When cancer cells enter either blood or the lymphatic system, they can be sent to other parts of the body beyond the breast where it first developed. The lymphatic system is a network of bean-sized glands called lymph nodes and organs, and ducts or vessels. All of these components work together to gather and transport clear lymph fluid to the blood. The lymphatic system is the main part of the body’s immune system that flushes away tissue waste and other matter. When cancer in the breast enters lymph vessels, it is carried away from the breast and is captured in lymph nodes where it can grow. This process can complicate treatment plans.
There are a few locations where lymph vessels drain and these are where many cancers spread. The primary sites are:
Axillary Lymph Nodes
These are the lymph nodes located under the arm
Internal Mammary Lymph Nodes
These are the lymph nodes inside the chest, close to the breastbone
Supraclavicular Lymph Nodes
These are the lymph nodes located above the collarbone
Infraclavicular Lymph Nodes
These are the lymph nodes located below the collarbone

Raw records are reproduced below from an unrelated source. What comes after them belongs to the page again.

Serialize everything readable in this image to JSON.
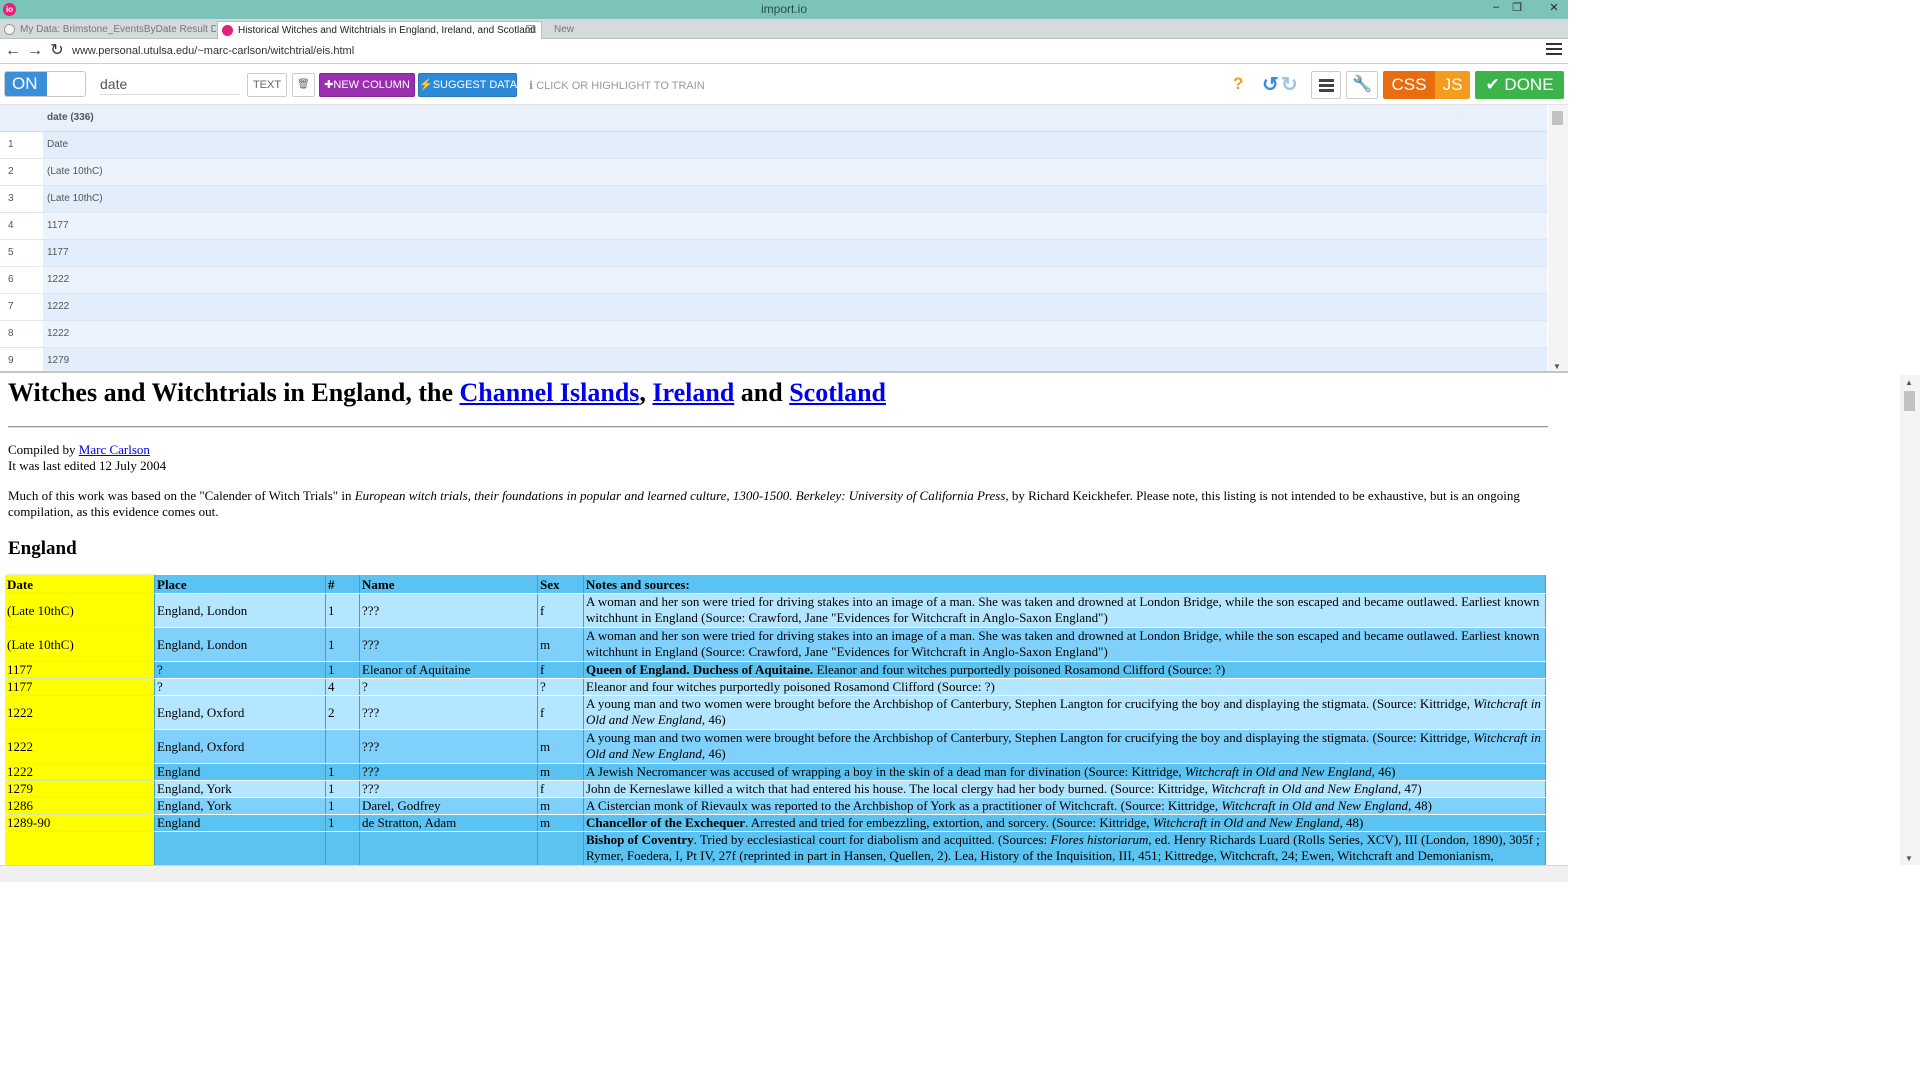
{
  "window": {
    "title": "import.io",
    "minimize": "–",
    "restore": "❐",
    "close": "✕"
  },
  "tabs": [
    {
      "label": "My Data: Brimstone_EventsByDate Result Data"
    },
    {
      "label": "Historical Witches and Witchtrials in England, Ireland, and Scotland",
      "close": "☒"
    },
    {
      "label": "New"
    }
  ],
  "address": {
    "url": "www.personal.utulsa.edu/~marc-carlson/witchtrial/eis.html"
  },
  "toolbar": {
    "toggle_label": "ON",
    "column_name_value": "date",
    "text_label": "TEXT",
    "delete_glyph": "🗑",
    "new_column_label": "✚NEW COLUMN",
    "suggest_label": "⚡SUGGEST DATA",
    "train_hint": "ℹ CLICK OR HIGHLIGHT TO TRAIN",
    "help_glyph": "?",
    "undo_glyph": "↺",
    "redo_glyph": "↻",
    "settings_glyph": "🔧",
    "css_label": "CSS",
    "js_label": "JS",
    "done_label": "✔ DONE"
  },
  "grid": {
    "column_header": "date (336)",
    "rows": [
      {
        "n": "1",
        "v": "Date"
      },
      {
        "n": "2",
        "v": "(Late 10thC)"
      },
      {
        "n": "3",
        "v": "(Late 10thC)"
      },
      {
        "n": "4",
        "v": "1177"
      },
      {
        "n": "5",
        "v": "1177"
      },
      {
        "n": "6",
        "v": "1222"
      },
      {
        "n": "7",
        "v": "1222"
      },
      {
        "n": "8",
        "v": "1222"
      },
      {
        "n": "9",
        "v": "1279"
      }
    ]
  },
  "page": {
    "title_prefix": "Witches and Witchtrials in England, the ",
    "title_link1": "Channel Islands",
    "title_sep1": ", ",
    "title_link2": "Ireland",
    "title_sep2": " and ",
    "title_link3": "Scotland",
    "compiled_by": "Compiled by ",
    "author": "Marc Carlson",
    "last_edited": "It was last edited 12 July 2004",
    "intro_1": "Much of this work was based on the \"Calender of Witch Trials\" in ",
    "intro_book": "European witch trials, their foundations in popular and learned culture, 1300-1500.  Berkeley: University of California Press,",
    "intro_2": " by Richard Keickhefer.  Please note, this listing is not intended to be exhaustive, but is an ongoing",
    "intro_3": "compilation, as this evidence comes out.",
    "section_heading": "England"
  },
  "table": {
    "headers": {
      "date": "Date",
      "place": "Place",
      "num": "#",
      "name": "Name",
      "sex": "Sex",
      "notes": "Notes and sources:"
    },
    "rows": [
      {
        "date": "(Late 10thC)",
        "place": "England, London",
        "num": "1",
        "name": "???",
        "sex": "f",
        "notes": "A woman and her son were tried for driving stakes into an image of a man.  She was taken and drowned at London Bridge, while the son escaped and became outlawed.   Earliest known witchhunt in England (Source: Crawford, Jane  \"Evidences for Witchcraft in Anglo-Saxon England\")"
      },
      {
        "date": "(Late 10thC)",
        "place": "England, London",
        "num": "1",
        "name": "???",
        "sex": "m",
        "notes": "A woman and her son were tried for driving stakes into an image of a man.  She was taken and drowned at London Bridge, while the son escaped and became outlawed.   Earliest known witchhunt in England (Source: Crawford, Jane  \"Evidences for Witchcraft in Anglo-Saxon England\")"
      },
      {
        "date": "1177",
        "place": "?",
        "num": "1",
        "name": "Eleanor of Aquitaine",
        "sex": "f",
        "notes_bold": "Queen of England.  Duchess of Aquitaine.",
        "notes": " Eleanor and four witches purportedly poisoned Rosamond Clifford (Source: ?)"
      },
      {
        "date": "1177",
        "place": "?",
        "num": "4",
        "name": "?",
        "sex": "?",
        "notes": "Eleanor and four witches purportedly poisoned Rosamond Clifford (Source: ?)"
      },
      {
        "date": "1222",
        "place": "England, Oxford",
        "num": "2",
        "name": "???",
        "sex": "f",
        "notes": "A young man and two women were brought before the Archbishop of Canterbury, Stephen Langton for crucifying the boy and displaying the stigmata. (Source: Kittridge, ",
        "notes_italic": "Witchcraft in Old and New England",
        "notes_end": ", 46)"
      },
      {
        "date": "1222",
        "place": "England, Oxford",
        "num": "",
        "name": "???",
        "sex": "m",
        "notes": "A young man and two women were brought before the Archbishop of Canterbury, Stephen Langton for crucifying the boy and displaying the stigmata. (Source: Kittridge, ",
        "notes_italic": "Witchcraft in Old and New England",
        "notes_end": ", 46)"
      },
      {
        "date": "1222",
        "place": "England",
        "num": "1",
        "name": "???",
        "sex": "m",
        "notes": "A Jewish Necromancer was accused of wrapping a boy in the skin of a dead man for divination (Source: Kittridge, ",
        "notes_italic": "Witchcraft in Old and New England",
        "notes_end": ", 46)"
      },
      {
        "date": "1279",
        "place": "England, York",
        "num": "1",
        "name": "???",
        "sex": "f",
        "notes": "John de Kerneslawe killed a witch that had entered his house.  The local clergy had her body burned. (Source: Kittridge, ",
        "notes_italic": "Witchcraft in Old and New England",
        "notes_end": ", 47)"
      },
      {
        "date": "1286",
        "place": "England, York",
        "num": "1",
        "name": "Darel, Godfrey",
        "sex": "m",
        "notes": "A Cistercian monk of Rievaulx was reported to the Archbishop of York as a practitioner of Witchcraft. (Source: Kittridge, ",
        "notes_italic": "Witchcraft in Old and New England",
        "notes_end": ", 48)"
      },
      {
        "date": "1289-90",
        "place": "England",
        "num": "1",
        "name": "de Stratton, Adam",
        "sex": "m",
        "notes_bold": "Chancellor of the Exchequer",
        "notes": ".  Arrested and tried for embezzling, extortion, and sorcery. (Source: Kittridge, ",
        "notes_italic": "Witchcraft in Old and New England",
        "notes_end": ", 48)"
      },
      {
        "date": "",
        "place": "",
        "num": "",
        "name": "",
        "sex": "",
        "notes_bold": "Bishop of Coventry",
        "notes": ".  Tried by ecclesiastical court for diabolism and acquitted.   (Sources: ",
        "notes_italic": "Flores historiarum",
        "notes_end": ", ed.  Henry Richards Luard (Rolls Series, XCV), III (London, 1890), 305f ; Rymer, Foedera, I, Pt IV, 27f (reprinted in part in Hansen, Quellen, 2). Lea, History of the Inquisition, III, 451; Kittredge, Witchcraft, 24; Ewen, Witchcraft and Demonianism,"
      }
    ]
  }
}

When cancer cells move to lymph nodes, it means that the odds are higher that they went through the entire lymphatic system. The issue with that is those cancer cells may have spread elsewhere in the body. When this happens, it is said that the cells have metastasized. This does not mean that every instance of cancer cells flowing through the lymphatic system results in metastases. However, some women will develop metastases later even if cancer cells do not move to their lymph nodes. This is why it is so important for cancer patients to track their symptoms to assist with diagnosis.
The breast cells that are affected are what determines the specific type of breast cancer. As a result, this means that many different types of cancer can originate in the breast. The majority of them are carcinomas with ductal carcinoma in situ (DCIS) being the most common – cancer that forms in the ducts found within the breast.
The most invasive of the breast cancer varieties are adenocarcinomas. Other kinds of breast cancers are angiosarcoma or sarcoma but since they begin developing in other breast cells, but are not true breast cancers.
The proteins or genes that may be produced by the cancers are how they are classified. The classification process is fairly straightforward. Tumor cell samples are removed during a biopsy and tested for proteins. They are estrogen receptors, progesterone receptors, HER2 gene, or HER2 protein. The cancer cells also receive a grade. The resulting information, the proteins found in the cancer cells, and the tumor grade identify what stage the cancer has reached. This assists medical professionals in determining treatment plans. Improved outcomes result from early detection.
Breast cancer can start in many different parts of the organ which produces various types of cancers. Benign tumors (non-cancerous) don’t normally leave the breast where malignant cells (cancerous) can move into the lymphatic system or bloodstream and get transported to lymph nodes in other parts of the body. Sometimes cancer cells in lymph nodes will move to other body parts. Tests of cancer cells removed from the body (biopsy) determine the stage and grade of cancer which aids in the development of a treatment plan. Early detection is vital to identify cancer cell formation and is responsible for saving many lives.